Sanctification 101: The Different Kinds

For the last several Wednesdays, our church has been spending time sanctifyexploring the theological concept of sanctification.  Simply stated, the idea behind sanctification  is that of “setting apart” someone, or something, for special use.

Biblically, this primarily describes the act of God who separates or consecrates something as holy.  The first instance of this happening is when God sanctifies the 7th day of creation—recognizing it as holy.  The secondary meaning of the word involves the idea of “moral” or “ethical” renewal or cleansing.  In this sense, “sanctification” connotes the idea of a process being made more holy or righteous as read in passages like:
1Thessalonians 4.3-5  For this is the will of God, your sanctification: that you abstain from sexual immorality; that each one of you know how to control his own body in holiness and honor, not in the passion of lust like the Gentiles who do not know God.  

Theologically, sanctification is connected with salvation. Salvation is a term use to describe the deliverance of men from the curse of sin through the life, death, and resurrection of Jesus Christ.  In some sense, salvation is both an ACT of God’s grace on the cross and a continuing WORK of God’s grace through His Spirit.  Sanctification is a comprehensive term that describes multiple layers of salvific deliverance—past, present, and future. In other words, we have been saved, we are being saved, AND we will be saved in eternity. (i.e. Been sanctified, being sanctified, will be sanctified)

There are four different kinds of sanctification that help describe this”process” of deliverance.

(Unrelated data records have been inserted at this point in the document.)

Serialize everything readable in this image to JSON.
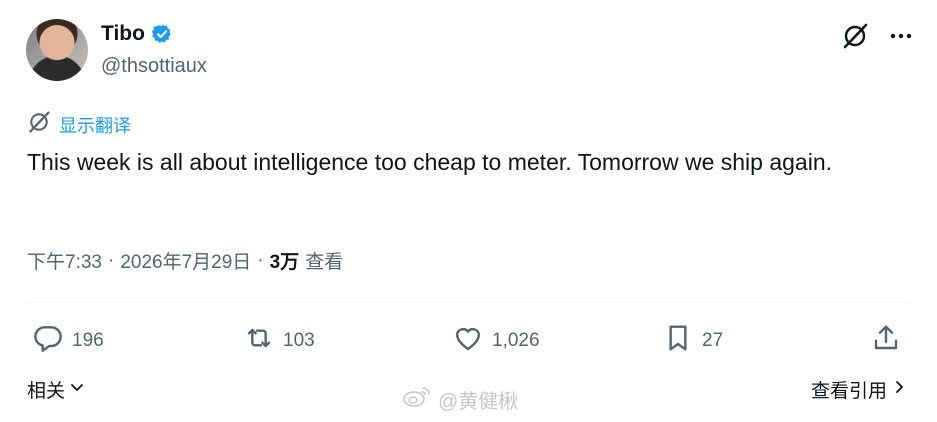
{
  "author": {
    "name": "Tibo",
    "handle": "@thsottiaux"
  },
  "translate": {
    "label": "显示翻译"
  },
  "tweet": {
    "text": "This week is all about intelligence too cheap to meter. Tomorrow we ship again."
  },
  "meta": {
    "time": "下午7:33",
    "separator1": "·",
    "date": "2026年7月29日",
    "separator2": "·",
    "views_count": "3万",
    "views_label": "查看"
  },
  "actions": {
    "replies": "196",
    "retweets": "103",
    "likes": "1,026",
    "bookmarks": "27"
  },
  "footer": {
    "related_label": "相关",
    "quotes_label": "查看引用",
    "watermark": "@黄健楸"
  },
  "colors": {
    "accent": "#1d9bf0",
    "text": "#0f1419",
    "secondary": "#536471"
  }
}
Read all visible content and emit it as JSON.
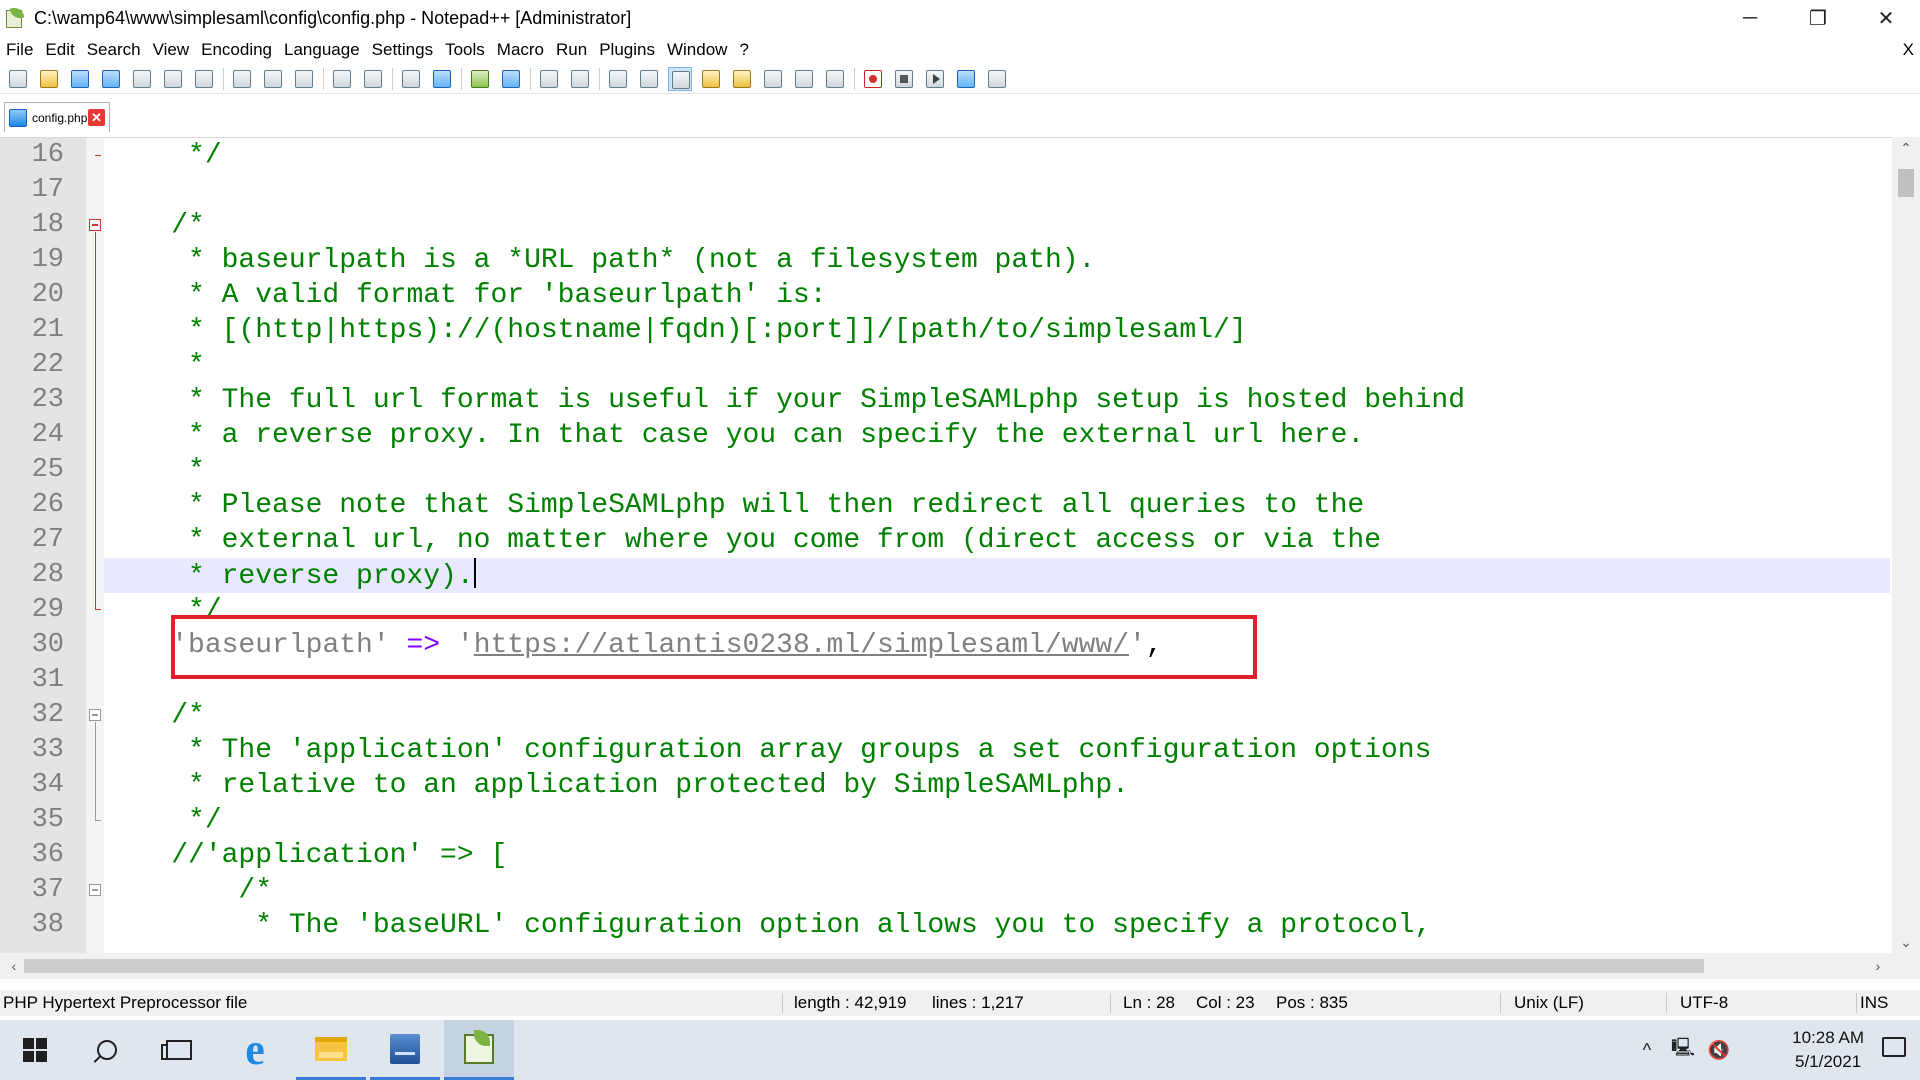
{
  "window": {
    "title": "C:\\wamp64\\www\\simplesaml\\config\\config.php - Notepad++ [Administrator]",
    "minimize_glyph": "─",
    "restore_glyph": "❐",
    "close_glyph": "✕"
  },
  "menu": {
    "items": [
      "File",
      "Edit",
      "Search",
      "View",
      "Encoding",
      "Language",
      "Settings",
      "Tools",
      "Macro",
      "Run",
      "Plugins",
      "Window",
      "?"
    ],
    "close_doc": "X"
  },
  "tab": {
    "label": "config.php",
    "close_glyph": "✕"
  },
  "editor": {
    "current_line": 28,
    "lines": [
      {
        "n": "16",
        "text": "     */"
      },
      {
        "n": "17",
        "text": ""
      },
      {
        "n": "18",
        "text": "    /*"
      },
      {
        "n": "19",
        "text": "     * baseurlpath is a *URL path* (not a filesystem path)."
      },
      {
        "n": "20",
        "text": "     * A valid format for 'baseurlpath' is:"
      },
      {
        "n": "21",
        "text": "     * [(http|https)://(hostname|fqdn)[:port]]/[path/to/simplesaml/]"
      },
      {
        "n": "22",
        "text": "     *"
      },
      {
        "n": "23",
        "text": "     * The full url format is useful if your SimpleSAMLphp setup is hosted behind"
      },
      {
        "n": "24",
        "text": "     * a reverse proxy. In that case you can specify the external url here."
      },
      {
        "n": "25",
        "text": "     *"
      },
      {
        "n": "26",
        "text": "     * Please note that SimpleSAMLphp will then redirect all queries to the"
      },
      {
        "n": "27",
        "text": "     * external url, no matter where you come from (direct access or via the"
      },
      {
        "n": "28",
        "text": "     * reverse proxy)."
      },
      {
        "n": "29",
        "text": "     */"
      },
      {
        "n": "30",
        "text": ""
      },
      {
        "n": "31",
        "text": ""
      },
      {
        "n": "32",
        "text": "    /*"
      },
      {
        "n": "33",
        "text": "     * The 'application' configuration array groups a set configuration options"
      },
      {
        "n": "34",
        "text": "     * relative to an application protected by SimpleSAMLphp."
      },
      {
        "n": "35",
        "text": "     */"
      },
      {
        "n": "36",
        "text": "    //'application' => ["
      },
      {
        "n": "37",
        "text": "        /*"
      },
      {
        "n": "38",
        "text": "         * The 'baseURL' configuration option allows you to specify a protocol,"
      }
    ],
    "line30": {
      "indent": "    ",
      "key": "'baseurlpath'",
      "arrow": " => ",
      "quote_open": "'",
      "url": "https://atlantis0238.ml/simplesaml/www/",
      "quote_close": "'",
      "comma": ","
    }
  },
  "status": {
    "file_type": "PHP Hypertext Preprocessor file",
    "length": "length : 42,919",
    "lines": "lines : 1,217",
    "ln": "Ln : 28",
    "col": "Col : 23",
    "pos": "Pos : 835",
    "eol": "Unix (LF)",
    "encoding": "UTF-8",
    "mode": "INS"
  },
  "taskbar": {
    "time": "10:28 AM",
    "date": "5/1/2021",
    "ie_glyph": "e",
    "tray_chevron": "^"
  }
}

  1. Prepratory Sanctification:  God Father plans redemption before the foundation of the world. Including in this plan is a decision to set apart individuals to “make holy and blameless” for his purposes–which is to reveal the riches of his glorious grace in Christ.  Prepratory sanctification is the pre-work of God’s Spirit whereby he elects a people–setting them apart–to be saved from sin. This is commonly referred to as predestination.
  2. Positional Sanctification:  Having been prepared, we are delivered from the penalty, guilt, and shame of sin the moment we received God’s grace and, through faith, and rust in the person and work of Jesus Christ.  In that moment, the Spirit applies the atonement to the heart of one of His elect.  By grace, through faith, that individual is placed “in Christ”.  Positional sanctification (justification) delivers us from the penalty and authority of sin. This is commonly referred to as justification.
  3. Progressive Sanctification: Even though we have been sanctified, and placed “in Christ” God is still sanctifying us in our daily lives.  This is because the Spirit of Jesus that SAVES US is now living IN US.  Having been placed in Christ, by His Spirit, we are maturing in Him or growing up into Christ.  Our UNION with Jesus is perfect  in our souls, but our COMMUNION with him fluctuates  in our bodies.  Said another way, over a lifetime, we become in practice what we are in position.  Progressive sanctification delivers us from the power /influence of sin.This is commonly referred to as sanctification.
  4. Prospective Sanctification:  The final stage in the sanctification process is the completed salvation of the believer. This is experienced at the resurrection when the believer will be transformed into the likeness of Christ and presented to the Lord as holy. The indwelling of the Holy Spirit in the life of a believer is both the promise of and the agency for this future perfection. Final sanctification completes our salvation in that it brings our position and our practice together.  Prospective sanctification delivers us from the presence of sin. This is commonly referred to as glorification.

Even if describing salvation in terms of sanctification is uncommon, the convictions behind each of these is accepted by most evangelicals (apart from the nature of predestination).  There are, however, wide divisions regarding progressive sanctification, namely, how it works and who does that work.  I will tackle that in that next blog.
NEXT BLOG:  Sanctification 102: What are the tools of Sanctification?